Reflecting on six years at Somo
Somo's US-based Product Director reflects on his journey so far at Somo, and what he has learned along the wayRead more
The UK government has unveiled its plan to introduce green-coloured number plates to promote the take-up of electric vehicles on our roads. This Road to Zero strategy, with £1.5bn of government investment, introduces a package of incentives which aims to make the UK ‘the best place in the world to own and build an electric vehicle’.
But will the scheme’s success be dependent on the government’s ability to build partnerships with local authorities and car manufacturers? And what are the current barriers slowing down universal ‘buy-in’ from the car-buying public?
In her recent article for Automotive World, Somo’s CGO Rebecca Crook looks at some of the stark analysis of Somo’s recent automotive customer survey; which examines the attitudes of over 2,000 drivers towards electric cars. Although 1 in 3 is thinking about making the switch, the results bring into sharp focus the obstacles ahead, with every indication that a mass switch to electric vehicles is not yet on the horizon.

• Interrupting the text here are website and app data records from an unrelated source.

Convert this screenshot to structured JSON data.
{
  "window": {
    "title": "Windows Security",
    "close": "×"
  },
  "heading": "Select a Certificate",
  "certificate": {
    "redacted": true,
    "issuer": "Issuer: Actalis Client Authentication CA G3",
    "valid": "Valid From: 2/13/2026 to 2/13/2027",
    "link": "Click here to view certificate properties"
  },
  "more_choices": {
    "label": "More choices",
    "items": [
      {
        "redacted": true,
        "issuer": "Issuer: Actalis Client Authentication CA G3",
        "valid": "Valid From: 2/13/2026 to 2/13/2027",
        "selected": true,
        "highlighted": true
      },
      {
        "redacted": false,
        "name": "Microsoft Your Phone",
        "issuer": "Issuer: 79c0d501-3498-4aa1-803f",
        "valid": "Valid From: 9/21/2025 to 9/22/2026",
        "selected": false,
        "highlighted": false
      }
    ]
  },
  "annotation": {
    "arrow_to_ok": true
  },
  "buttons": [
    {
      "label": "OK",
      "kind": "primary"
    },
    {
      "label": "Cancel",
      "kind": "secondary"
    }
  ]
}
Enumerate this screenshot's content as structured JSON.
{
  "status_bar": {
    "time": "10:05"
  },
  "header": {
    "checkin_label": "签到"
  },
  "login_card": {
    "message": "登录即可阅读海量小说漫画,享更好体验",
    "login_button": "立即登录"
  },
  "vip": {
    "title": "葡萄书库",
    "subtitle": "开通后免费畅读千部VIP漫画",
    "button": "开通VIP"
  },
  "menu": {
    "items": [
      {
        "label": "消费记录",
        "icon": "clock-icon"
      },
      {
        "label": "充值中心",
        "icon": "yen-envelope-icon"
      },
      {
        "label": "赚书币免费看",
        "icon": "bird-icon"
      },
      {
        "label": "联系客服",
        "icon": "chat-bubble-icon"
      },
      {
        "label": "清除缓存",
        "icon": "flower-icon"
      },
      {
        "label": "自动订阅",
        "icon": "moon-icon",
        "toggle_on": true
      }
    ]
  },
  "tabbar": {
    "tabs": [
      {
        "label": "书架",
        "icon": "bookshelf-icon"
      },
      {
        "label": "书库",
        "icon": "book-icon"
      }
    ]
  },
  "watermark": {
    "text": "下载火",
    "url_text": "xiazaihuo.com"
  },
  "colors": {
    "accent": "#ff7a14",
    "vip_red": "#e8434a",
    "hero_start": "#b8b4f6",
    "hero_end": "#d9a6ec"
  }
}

Rebecca says that whilst the government is absolutely right to launch their strategy now, this alone will not help them overcome the obstacles and challenges ahead of them.
She highlights some of the biggest barriers we found through our customer research, and discusses the role that digital will play in supporting the switch:
‘Our research shows that consumers are very open to using tools and technology that would visualise the positives in switching. This is a natural and obvious area for focus when tools and technology are used in our day-to-day life in so many other ways. Technology could easily illustrate the environmental benefits, the difference in running costs, finding charging points, resale value estimates and even comparisons to other models’.
But all this will depend on the government delivering its partnership infrastructure schemes. The reality is that millions of households in the UK don’t have access to a driveway or a dedicated parking space – so, simple infrastructure, enabling consumers to use electric vehicles as part of their daily routines will be critical, asserts Rebecca. Removing these barriers, including price and product range, will ultimately be the determining factors as to when and how successfully the UK adopts electric vehicles.
You can read the full Automotive World article here (though you need to subscribe!).